So, I’m testing the theory. This summer, I’m trying to enter into as many conversations I can where church people don’t really go. We might like to go there and get their people to come to our church, but that’s not my motive. I’m not interested in growing the membership. I’m interested in how Christians live out their faith missionally. Or maybe without the buzzword. I’m asking the same question each time: what are the spiritual needs in this place? I’m trying really hard not to ask how we can help because right now I’m interested in the stories. I’m trying to understand where God is moving in this place at this time.
Last year, the Olympia Presbytery asked our churches to read a book. And I tried. Really I did. Especially after one of my very sage and extremely well-read church members bought me a copy of Alan J. Roxburgh and M. Scott Boren’s Introducing the Missional Church: What it is, Why it Matters, How to Become One. But, I hated it. So it sat on my shelf half-read for the better part of a year until I decided to pick it up again when I started to get excited about this missional transformation thing they keep talking about around here in the Presbyterian Church (USA).

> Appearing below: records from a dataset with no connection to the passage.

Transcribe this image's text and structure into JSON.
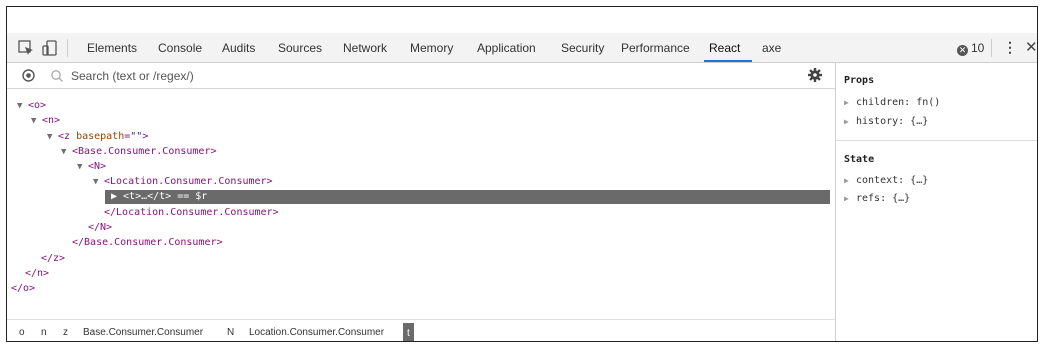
{
  "toolbar": {
    "tabs": [
      {
        "label": "Elements"
      },
      {
        "label": "Console"
      },
      {
        "label": "Audits"
      },
      {
        "label": "Sources"
      },
      {
        "label": "Network"
      },
      {
        "label": "Memory"
      },
      {
        "label": "Application"
      },
      {
        "label": "Security"
      },
      {
        "label": "Performance"
      },
      {
        "label": "React",
        "active": true
      },
      {
        "label": "axe"
      }
    ],
    "error_count": "10",
    "kebab_label": "⋮",
    "close_label": "✕"
  },
  "search": {
    "placeholder": "Search (text or /regex/)",
    "value": ""
  },
  "tree": {
    "lines": [
      {
        "tri": "▼",
        "text": "<o>"
      },
      {
        "tri": "▼",
        "text": "<n>"
      },
      {
        "tri": "▼",
        "tag_open": "<z ",
        "attr_name": "basepath",
        "attr_eq": "=",
        "attr_val": "\"\"",
        "tag_close": ">"
      },
      {
        "tri": "▼",
        "text": "<Base.Consumer.Consumer>"
      },
      {
        "tri": "▼",
        "text": "<N>"
      },
      {
        "tri": "▼",
        "text": "<Location.Consumer.Consumer>"
      },
      {
        "tri": "",
        "text": "</Location.Consumer.Consumer>"
      },
      {
        "tri": "",
        "text": "</N>"
      },
      {
        "tri": "",
        "text": "</Base.Consumer.Consumer>"
      },
      {
        "tri": "",
        "text": "</z>"
      },
      {
        "tri": "",
        "text": "</n>"
      },
      {
        "tri": "",
        "text": "</o>"
      }
    ],
    "selected": "▶ <t>…</t> == $r"
  },
  "props": {
    "title": "Props",
    "items": [
      {
        "tri": "▶",
        "text": "children: fn()"
      },
      {
        "tri": "▶",
        "text": "history: {…}"
      }
    ]
  },
  "state": {
    "title": "State",
    "items": [
      {
        "tri": "▶",
        "text": "context: {…}"
      },
      {
        "tri": "▶",
        "text": "refs: {…}"
      }
    ]
  },
  "breadcrumb": {
    "items": [
      {
        "label": "o"
      },
      {
        "label": "n"
      },
      {
        "label": "z"
      },
      {
        "label": "Base.Consumer.Consumer"
      },
      {
        "label": "N"
      },
      {
        "label": "Location.Consumer.Consumer"
      },
      {
        "label": "t",
        "active": true
      }
    ]
  }
}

According to Roxburgh and Boren, missional is “an invitation for people to consider a new way of being church.” That sounds like anything remotely related to church right now. We’re trying to figure out some new way of doing the same old thing and there are thousands upon thousands of buzzwords that try to define what that thing is. Missional is just another one of those silly words that pretentious pastors say to each other and then nod earnestly. But, buzzwords don’t make a leader.

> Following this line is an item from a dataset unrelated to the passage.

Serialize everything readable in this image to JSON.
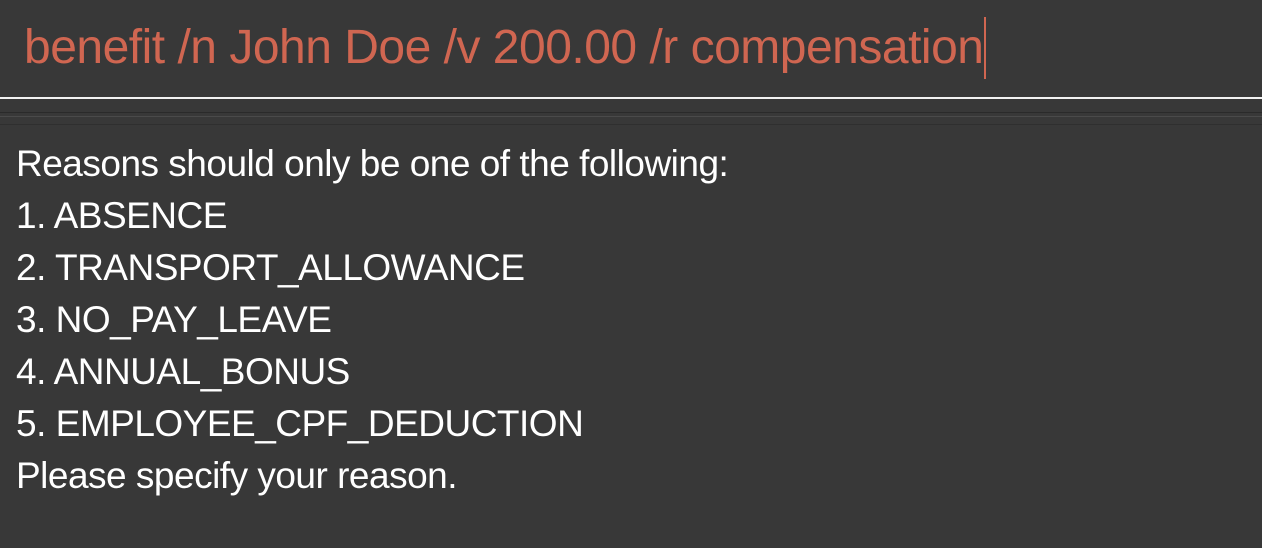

This still isn’t saying much to me. And perhaps this is why I gave up reading this book last year. I was frustrated by this thing that was trying to define itself by what it is not. It’s not mission trips or some new outreach program. It’s not a label to describe a new model for church growth or some newfangled way to reconfigure the way our church’s staff, building or government works. Great. What the heck is it then? Roxburgh and Boren describe it as a river where one wades in to find a way to flow with the current so that it’s more like a way of being. And it’s this that interests me about being missional. Because we need to figure out what it looks like to be ourselves. We need our own way of being that isn’t caught up in buzzwords but in the ways that we engage the world. It’s why I asked the church to read David Kinnaman’s unChristian this July in our Summer Reads. Because we bump into these attitudes all of the time and it’s easy to dismiss them or argue with them or insist, “Oh, but we’re not like that.” But, maybe we’re wrong. Maybe they (those outsiders out there) know us better than we know ourselves. Right?